What to work on:
Print out each entry below exactly; do not carry over any image.

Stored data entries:
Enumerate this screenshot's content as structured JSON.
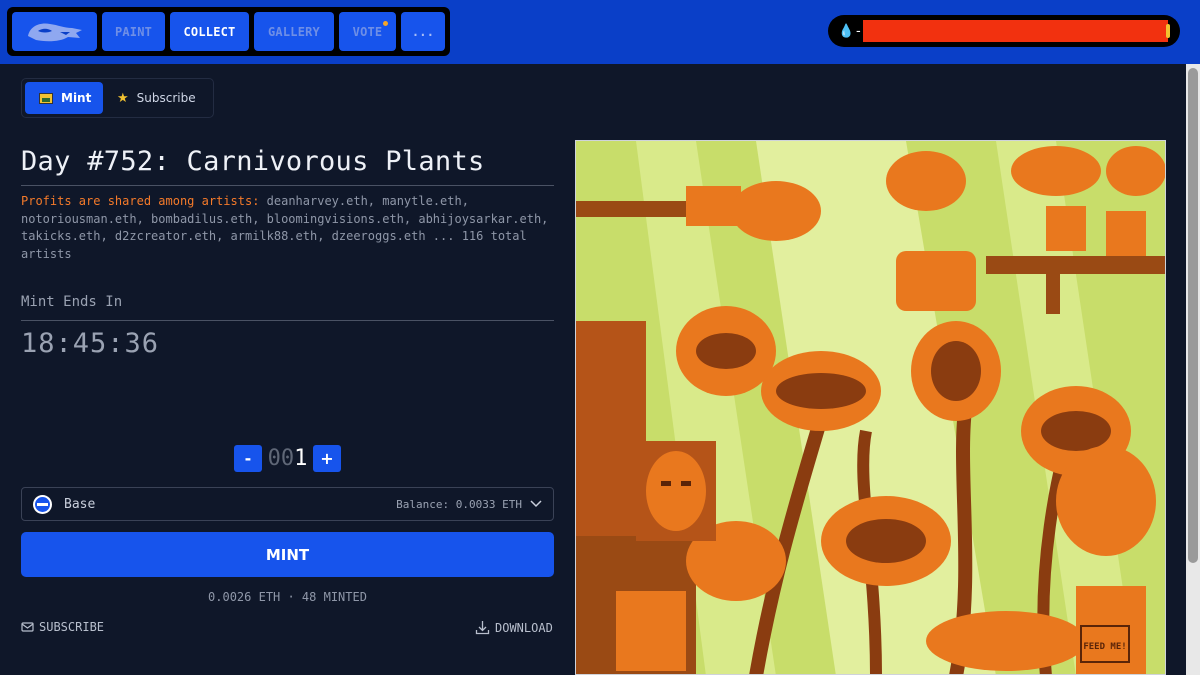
{
  "nav": {
    "items": [
      {
        "label": "PAINT"
      },
      {
        "label": "COLLECT"
      },
      {
        "label": "GALLERY"
      },
      {
        "label": "VOTE"
      },
      {
        "label": "..."
      }
    ]
  },
  "wallet": {
    "prefix": "-"
  },
  "tabs": [
    {
      "label": "Mint"
    },
    {
      "label": "Subscribe"
    }
  ],
  "drop": {
    "title": "Day #752: Carnivorous Plants",
    "profits_label": "Profits are shared among artists:",
    "profits_artists": " deanharvey.eth, manytle.eth, notoriousman.eth, bombadilus.eth, bloomingvisions.eth, abhijoysarkar.eth, takicks.eth, d2zcreator.eth, armilk88.eth, dzeeroggs.eth ... 116 total artists",
    "mint_ends_label": "Mint Ends In",
    "countdown": "18:45:36"
  },
  "quantity": {
    "prefix": "00",
    "value": "1",
    "minus": "-",
    "plus": "+"
  },
  "network": {
    "name": "Base",
    "balance": "Balance: 0.0033 ETH"
  },
  "mint_button": "MINT",
  "price_line": "0.0026 ETH · 48 MINTED",
  "footer": {
    "subscribe": "SUBSCRIBE",
    "download": "DOWNLOAD"
  },
  "artwork": {
    "sign_text": "FEED ME!"
  },
  "colors": {
    "accent": "#1754ec",
    "background": "#0f1729",
    "topbar": "#0a3fc8",
    "orange": "#f47a2a"
  }
}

Answer to this problem:
Enumerate this screenshot's content as structured JSON.
{
  "nav": {
    "items": [
      {
        "label": "PAINT"
      },
      {
        "label": "COLLECT"
      },
      {
        "label": "GALLERY"
      },
      {
        "label": "VOTE"
      },
      {
        "label": "..."
      }
    ]
  },
  "wallet": {
    "prefix": "-"
  },
  "tabs": [
    {
      "label": "Mint"
    },
    {
      "label": "Subscribe"
    }
  ],
  "drop": {
    "title": "Day #752: Carnivorous Plants",
    "profits_label": "Profits are shared among artists:",
    "profits_artists": " deanharvey.eth, manytle.eth, notoriousman.eth, bombadilus.eth, bloomingvisions.eth, abhijoysarkar.eth, takicks.eth, d2zcreator.eth, armilk88.eth, dzeeroggs.eth ... 116 total artists",
    "mint_ends_label": "Mint Ends In",
    "countdown": "18:45:36"
  },
  "quantity": {
    "prefix": "00",
    "value": "1",
    "minus": "-",
    "plus": "+"
  },
  "network": {
    "name": "Base",
    "balance": "Balance: 0.0033 ETH"
  },
  "mint_button": "MINT",
  "price_line": "0.0026 ETH · 48 MINTED",
  "footer": {
    "subscribe": "SUBSCRIBE",
    "download": "DOWNLOAD"
  },
  "artwork": {
    "sign_text": "FEED ME!"
  },
  "colors": {
    "accent": "#1754ec",
    "background": "#0f1729",
    "topbar": "#0a3fc8",
    "orange": "#f47a2a"
  }
}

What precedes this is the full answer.